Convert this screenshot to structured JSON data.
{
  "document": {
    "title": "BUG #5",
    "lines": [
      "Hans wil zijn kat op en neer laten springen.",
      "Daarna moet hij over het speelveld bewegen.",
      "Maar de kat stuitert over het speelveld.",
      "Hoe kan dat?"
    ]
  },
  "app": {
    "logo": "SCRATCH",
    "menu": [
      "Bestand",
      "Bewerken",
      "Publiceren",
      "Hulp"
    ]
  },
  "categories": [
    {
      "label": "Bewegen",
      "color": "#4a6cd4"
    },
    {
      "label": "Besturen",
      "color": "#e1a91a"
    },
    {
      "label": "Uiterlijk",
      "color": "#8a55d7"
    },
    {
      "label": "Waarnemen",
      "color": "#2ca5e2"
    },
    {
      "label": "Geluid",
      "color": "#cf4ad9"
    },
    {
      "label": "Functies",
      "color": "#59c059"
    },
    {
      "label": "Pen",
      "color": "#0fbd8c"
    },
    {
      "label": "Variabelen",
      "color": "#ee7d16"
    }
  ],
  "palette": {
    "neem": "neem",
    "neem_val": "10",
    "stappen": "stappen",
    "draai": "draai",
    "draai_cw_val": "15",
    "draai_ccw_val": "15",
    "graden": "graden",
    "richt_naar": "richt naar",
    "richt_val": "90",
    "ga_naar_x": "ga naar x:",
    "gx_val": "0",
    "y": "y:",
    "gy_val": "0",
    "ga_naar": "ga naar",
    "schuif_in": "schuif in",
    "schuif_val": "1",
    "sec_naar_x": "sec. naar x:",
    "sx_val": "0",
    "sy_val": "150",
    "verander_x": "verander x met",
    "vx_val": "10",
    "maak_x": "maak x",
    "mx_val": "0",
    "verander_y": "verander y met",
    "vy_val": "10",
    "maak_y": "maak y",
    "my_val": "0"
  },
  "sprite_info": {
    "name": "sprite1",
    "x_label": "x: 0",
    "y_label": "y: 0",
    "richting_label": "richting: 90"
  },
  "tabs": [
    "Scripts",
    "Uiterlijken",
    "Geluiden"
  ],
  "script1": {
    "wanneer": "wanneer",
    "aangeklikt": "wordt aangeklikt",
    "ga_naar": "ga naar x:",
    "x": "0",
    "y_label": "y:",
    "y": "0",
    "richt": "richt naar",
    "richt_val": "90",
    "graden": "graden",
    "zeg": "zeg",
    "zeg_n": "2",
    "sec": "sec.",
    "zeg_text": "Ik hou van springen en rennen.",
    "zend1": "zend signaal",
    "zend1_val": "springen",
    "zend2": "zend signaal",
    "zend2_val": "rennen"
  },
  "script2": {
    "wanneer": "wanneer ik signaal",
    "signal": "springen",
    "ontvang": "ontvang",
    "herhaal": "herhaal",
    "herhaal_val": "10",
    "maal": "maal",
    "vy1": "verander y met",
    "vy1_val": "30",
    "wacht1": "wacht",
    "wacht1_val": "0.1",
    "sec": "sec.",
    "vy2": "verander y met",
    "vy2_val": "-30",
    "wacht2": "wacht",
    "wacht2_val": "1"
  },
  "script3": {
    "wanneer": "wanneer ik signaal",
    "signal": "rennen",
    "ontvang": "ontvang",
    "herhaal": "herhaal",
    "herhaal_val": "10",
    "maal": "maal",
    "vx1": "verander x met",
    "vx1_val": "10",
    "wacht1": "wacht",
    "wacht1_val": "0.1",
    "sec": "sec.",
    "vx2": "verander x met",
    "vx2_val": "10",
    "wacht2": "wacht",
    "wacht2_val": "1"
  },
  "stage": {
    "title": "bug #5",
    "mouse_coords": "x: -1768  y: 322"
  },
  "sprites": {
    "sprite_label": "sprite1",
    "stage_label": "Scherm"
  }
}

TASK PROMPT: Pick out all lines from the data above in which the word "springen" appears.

YOUR SOLUTION:
      "Hans wil zijn kat op en neer laten springen.",
    "zeg_text": "Ik hou van springen en rennen.",
    "zend1_val": "springen",
    "signal": "springen",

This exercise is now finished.